(Activity) Here are some records; return them all exactly.

--- Data section ---

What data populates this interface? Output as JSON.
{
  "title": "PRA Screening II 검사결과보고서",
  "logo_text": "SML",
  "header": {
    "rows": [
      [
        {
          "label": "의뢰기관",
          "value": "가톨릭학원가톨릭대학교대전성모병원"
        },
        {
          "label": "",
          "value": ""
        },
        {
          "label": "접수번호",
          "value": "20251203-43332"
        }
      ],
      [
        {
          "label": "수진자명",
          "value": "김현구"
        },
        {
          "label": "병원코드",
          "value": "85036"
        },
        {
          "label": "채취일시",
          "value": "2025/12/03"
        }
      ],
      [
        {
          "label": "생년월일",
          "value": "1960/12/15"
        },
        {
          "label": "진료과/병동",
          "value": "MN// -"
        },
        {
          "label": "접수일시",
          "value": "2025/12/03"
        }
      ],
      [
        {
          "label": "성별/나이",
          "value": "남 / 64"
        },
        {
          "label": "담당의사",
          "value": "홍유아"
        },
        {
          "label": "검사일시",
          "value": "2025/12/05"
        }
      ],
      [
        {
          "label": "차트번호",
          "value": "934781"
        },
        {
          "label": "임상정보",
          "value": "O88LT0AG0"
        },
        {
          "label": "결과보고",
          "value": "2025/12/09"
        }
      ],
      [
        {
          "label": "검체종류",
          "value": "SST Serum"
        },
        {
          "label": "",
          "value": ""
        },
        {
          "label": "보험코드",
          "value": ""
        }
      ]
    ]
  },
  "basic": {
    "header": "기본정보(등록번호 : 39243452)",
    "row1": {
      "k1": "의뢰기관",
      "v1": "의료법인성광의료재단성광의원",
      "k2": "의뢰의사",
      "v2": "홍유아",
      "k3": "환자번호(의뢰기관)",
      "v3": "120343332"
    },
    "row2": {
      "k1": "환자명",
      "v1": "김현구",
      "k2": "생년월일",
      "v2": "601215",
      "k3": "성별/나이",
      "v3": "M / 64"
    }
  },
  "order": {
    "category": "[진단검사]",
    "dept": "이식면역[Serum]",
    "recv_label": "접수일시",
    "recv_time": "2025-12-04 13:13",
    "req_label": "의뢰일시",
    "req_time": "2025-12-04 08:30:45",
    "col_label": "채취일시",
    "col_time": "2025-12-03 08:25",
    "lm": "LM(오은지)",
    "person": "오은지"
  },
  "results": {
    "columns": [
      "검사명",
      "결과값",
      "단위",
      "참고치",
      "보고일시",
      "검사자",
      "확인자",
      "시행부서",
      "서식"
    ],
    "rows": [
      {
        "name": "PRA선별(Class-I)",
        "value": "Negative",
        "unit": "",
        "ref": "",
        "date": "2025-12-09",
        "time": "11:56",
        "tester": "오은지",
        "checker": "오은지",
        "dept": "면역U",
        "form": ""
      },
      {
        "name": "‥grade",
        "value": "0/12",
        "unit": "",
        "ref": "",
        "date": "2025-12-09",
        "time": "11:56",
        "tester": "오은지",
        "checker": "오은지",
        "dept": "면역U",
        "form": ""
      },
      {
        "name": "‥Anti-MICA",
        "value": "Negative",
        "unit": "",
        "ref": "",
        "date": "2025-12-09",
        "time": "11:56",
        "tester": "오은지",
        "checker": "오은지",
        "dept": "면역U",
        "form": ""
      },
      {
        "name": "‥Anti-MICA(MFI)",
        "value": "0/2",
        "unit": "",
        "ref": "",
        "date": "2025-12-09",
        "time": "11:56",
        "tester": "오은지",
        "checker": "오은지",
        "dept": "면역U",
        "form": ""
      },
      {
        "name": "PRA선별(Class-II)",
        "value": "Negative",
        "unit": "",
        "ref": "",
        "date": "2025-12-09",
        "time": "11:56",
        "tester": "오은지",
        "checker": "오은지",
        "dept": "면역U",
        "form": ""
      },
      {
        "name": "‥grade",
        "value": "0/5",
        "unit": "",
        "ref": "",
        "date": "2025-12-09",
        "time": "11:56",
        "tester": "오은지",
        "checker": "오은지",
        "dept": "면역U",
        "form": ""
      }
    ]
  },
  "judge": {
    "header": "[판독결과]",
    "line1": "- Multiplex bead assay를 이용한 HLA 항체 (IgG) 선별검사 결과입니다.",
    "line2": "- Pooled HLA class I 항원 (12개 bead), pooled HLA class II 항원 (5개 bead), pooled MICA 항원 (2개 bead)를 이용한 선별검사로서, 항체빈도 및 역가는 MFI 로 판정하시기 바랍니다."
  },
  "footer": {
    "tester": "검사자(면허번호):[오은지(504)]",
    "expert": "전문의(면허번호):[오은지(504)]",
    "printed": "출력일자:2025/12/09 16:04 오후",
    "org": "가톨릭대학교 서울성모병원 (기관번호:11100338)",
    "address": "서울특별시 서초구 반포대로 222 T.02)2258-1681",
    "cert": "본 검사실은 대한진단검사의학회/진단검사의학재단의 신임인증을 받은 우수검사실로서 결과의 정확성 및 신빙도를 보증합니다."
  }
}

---

(Output of the task)
What data populates this interface? Output as JSON.
{
  "title": "PRA Screening II 검사결과보고서",
  "logo_text": "SML",
  "header": {
    "rows": [
      [
        {
          "label": "의뢰기관",
          "value": "가톨릭학원가톨릭대학교대전성모병원"
        },
        {
          "label": "",
          "value": ""
        },
        {
          "label": "접수번호",
          "value": "20251203-43332"
        }
      ],
      [
        {
          "label": "수진자명",
          "value": "김현구"
        },
        {
          "label": "병원코드",
          "value": "85036"
        },
        {
          "label": "채취일시",
          "value": "2025/12/03"
        }
      ],
      [
        {
          "label": "생년월일",
          "value": "1960/12/15"
        },
        {
          "label": "진료과/병동",
          "value": "MN// -"
        },
        {
          "label": "접수일시",
          "value": "2025/12/03"
        }
      ],
      [
        {
          "label": "성별/나이",
          "value": "남 / 64"
        },
        {
          "label": "담당의사",
          "value": "홍유아"
        },
        {
          "label": "검사일시",
          "value": "2025/12/05"
        }
      ],
      [
        {
          "label": "차트번호",
          "value": "934781"
        },
        {
          "label": "임상정보",
          "value": "O88LT0AG0"
        },
        {
          "label": "결과보고",
          "value": "2025/12/09"
        }
      ],
      [
        {
          "label": "검체종류",
          "value": "SST Serum"
        },
        {
          "label": "",
          "value": ""
        },
        {
          "label": "보험코드",
          "value": ""
        }
      ]
    ]
  },
  "basic": {
    "header": "기본정보(등록번호 : 39243452)",
    "row1": {
      "k1": "의뢰기관",
      "v1": "의료법인성광의료재단성광의원",
      "k2": "의뢰의사",
      "v2": "홍유아",
      "k3": "환자번호(의뢰기관)",
      "v3": "120343332"
    },
    "row2": {
      "k1": "환자명",
      "v1": "김현구",
      "k2": "생년월일",
      "v2": "601215",
      "k3": "성별/나이",
      "v3": "M / 64"
    }
  },
  "order": {
    "category": "[진단검사]",
    "dept": "이식면역[Serum]",
    "recv_label": "접수일시",
    "recv_time": "2025-12-04 13:13",
    "req_label": "의뢰일시",
    "req_time": "2025-12-04 08:30:45",
    "col_label": "채취일시",
    "col_time": "2025-12-03 08:25",
    "lm": "LM(오은지)",
    "person": "오은지"
  },
  "results": {
    "columns": [
      "검사명",
      "결과값",
      "단위",
      "참고치",
      "보고일시",
      "검사자",
      "확인자",
      "시행부서",
      "서식"
    ],
    "rows": [
      {
        "name": "PRA선별(Class-I)",
        "value": "Negative",
        "unit": "",
        "ref": "",
        "date": "2025-12-09",
        "time": "11:56",
        "tester": "오은지",
        "checker": "오은지",
        "dept": "면역U",
        "form": ""
      },
      {
        "name": "‥grade",
        "value": "0/12",
        "unit": "",
        "ref": "",
        "date": "2025-12-09",
        "time": "11:56",
        "tester": "오은지",
        "checker": "오은지",
        "dept": "면역U",
        "form": ""
      },
      {
        "name": "‥Anti-MICA",
        "value": "Negative",
        "unit": "",
        "ref": "",
        "date": "2025-12-09",
        "time": "11:56",
        "tester": "오은지",
        "checker": "오은지",
        "dept": "면역U",
        "form": ""
      },
      {
        "name": "‥Anti-MICA(MFI)",
        "value": "0/2",
        "unit": "",
        "ref": "",
        "date": "2025-12-09",
        "time": "11:56",
        "tester": "오은지",
        "checker": "오은지",
        "dept": "면역U",
        "form": ""
      },
      {
        "name": "PRA선별(Class-II)",
        "value": "Negative",
        "unit": "",
        "ref": "",
        "date": "2025-12-09",
        "time": "11:56",
        "tester": "오은지",
        "checker": "오은지",
        "dept": "면역U",
        "form": ""
      },
      {
        "name": "‥grade",
        "value": "0/5",
        "unit": "",
        "ref": "",
        "date": "2025-12-09",
        "time": "11:56",
        "tester": "오은지",
        "checker": "오은지",
        "dept": "면역U",
        "form": ""
      }
    ]
  },
  "judge": {
    "header": "[판독결과]",
    "line1": "- Multiplex bead assay를 이용한 HLA 항체 (IgG) 선별검사 결과입니다.",
    "line2": "- Pooled HLA class I 항원 (12개 bead), pooled HLA class II 항원 (5개 bead), pooled MICA 항원 (2개 bead)를 이용한 선별검사로서, 항체빈도 및 역가는 MFI 로 판정하시기 바랍니다."
  },
  "footer": {
    "tester": "검사자(면허번호):[오은지(504)]",
    "expert": "전문의(면허번호):[오은지(504)]",
    "printed": "출력일자:2025/12/09 16:04 오후",
    "org": "가톨릭대학교 서울성모병원 (기관번호:11100338)",
    "address": "서울특별시 서초구 반포대로 222 T.02)2258-1681",
    "cert": "본 검사실은 대한진단검사의학회/진단검사의학재단의 신임인증을 받은 우수검사실로서 결과의 정확성 및 신빙도를 보증합니다."
  }
}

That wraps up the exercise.